This Instructable is similar to some of my others (see links below), but represents the latest efforts to increase ease of integration, low cost, and practical use of ever cheaper high power LEDs. With each iteration, the roadblocks to using LEDs in real residential applications are reduced.
Step 1: Tools and Materials
The other key components are obviously the LED itself and the drive circuit. There are a lot of high output LEDs on the market, but for residential lighting, pure output is not the most important factor. The highest efficiency and highest output LEDs are "cool" in that their output is very blue and not appealing for general illumination in your home. This is often indicated by their color rating, given in degrees Kelvin. Cool white is in the 6500K range, with neutral white in the 4500K and warm white in the 3700K range. The problem for LEDs is that the mix of phosphors used to get warmer and thus more appealing light output become less and less efficient. So a top of the line cool LED might output 100 lumens per Watt while the best warm white LEDs would be in the 60 lumens per Watt range. Bummer.
After endless hours searching and purchasing various LED components I used the following parts to build a practical and relatively cheap halogen replacement for my over-sink kitchen pendant. I used a Philips Rebel 3-LED star. Many people prefer the Cree XR-E line of LEDs, and some of the Cree LEDs do have higher specs. However, the size of the Rebel allows 3 of them to be placed in close proximity which is critical for replacing a small bi-pin halogen. I used a driver circuit from DealExtreme, which ships direct from China.
Tools and Materials:
Heat Sink, $3
Bi-Pin Drive Circuit, $2
Rebel 3x LED star, $15
Thermal Compound, $7
A scrap of wood
3 Small screws (e.g. 4-40)
Drill bit and tap to go with screws
Solder and wire and the will to use them
Total cost is about $20 bucks if you have the thermal compound and screws on hand. This is far cheaper than in the past. Woot!

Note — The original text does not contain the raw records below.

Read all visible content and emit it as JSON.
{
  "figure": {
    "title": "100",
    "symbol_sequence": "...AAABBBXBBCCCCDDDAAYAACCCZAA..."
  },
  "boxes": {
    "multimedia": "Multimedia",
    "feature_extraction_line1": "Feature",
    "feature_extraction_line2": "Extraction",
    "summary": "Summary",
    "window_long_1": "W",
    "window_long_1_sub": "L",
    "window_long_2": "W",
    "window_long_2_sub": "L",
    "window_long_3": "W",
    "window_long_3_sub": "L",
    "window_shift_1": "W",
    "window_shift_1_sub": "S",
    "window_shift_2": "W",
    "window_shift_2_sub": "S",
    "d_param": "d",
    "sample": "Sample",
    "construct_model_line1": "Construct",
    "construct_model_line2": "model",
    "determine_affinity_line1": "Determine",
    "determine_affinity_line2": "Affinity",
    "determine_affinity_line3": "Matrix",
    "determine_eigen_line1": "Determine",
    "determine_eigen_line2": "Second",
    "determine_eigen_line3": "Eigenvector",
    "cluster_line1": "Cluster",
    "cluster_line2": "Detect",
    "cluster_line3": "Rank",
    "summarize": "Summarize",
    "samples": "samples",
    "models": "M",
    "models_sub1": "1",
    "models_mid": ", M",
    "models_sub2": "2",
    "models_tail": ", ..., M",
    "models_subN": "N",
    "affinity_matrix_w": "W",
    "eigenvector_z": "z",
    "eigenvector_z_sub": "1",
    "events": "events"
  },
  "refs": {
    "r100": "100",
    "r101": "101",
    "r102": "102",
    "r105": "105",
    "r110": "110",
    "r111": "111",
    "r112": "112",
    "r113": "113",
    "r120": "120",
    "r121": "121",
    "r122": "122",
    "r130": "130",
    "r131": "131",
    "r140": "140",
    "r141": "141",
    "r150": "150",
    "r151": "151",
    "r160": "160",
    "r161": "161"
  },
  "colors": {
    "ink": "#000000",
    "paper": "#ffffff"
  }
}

Step 2: Drill the heat sink
Step 3: Mount driver in wood block
Step 4: Solder the drive to the LED and mount to heatsink
Solder the wires to the star, making sure the + and - driver and LED wires match. You should briefly test the LED now with a power supply or battery. You'll need 12VDC or greater, less than 30VDC or so. Check the specs if in doubt. Don't leave the LED lit for too long without it being mounted on the heat sink or you can damage or destroy it. It gets hot fast and you know what they say about a race car in the red. The bi-pin driver is capable of operating regardless of the input polarity so don't waste your time looking for which pin is which.
Satisfied that everything is working, apply some thermal compound to the heat sink under the LED and then apply the LED. Insert and tighten the 3 screws, taking care that they do not short out on any of the wires or pads on the star. Once fully seated, use your multimeter to test for shorts.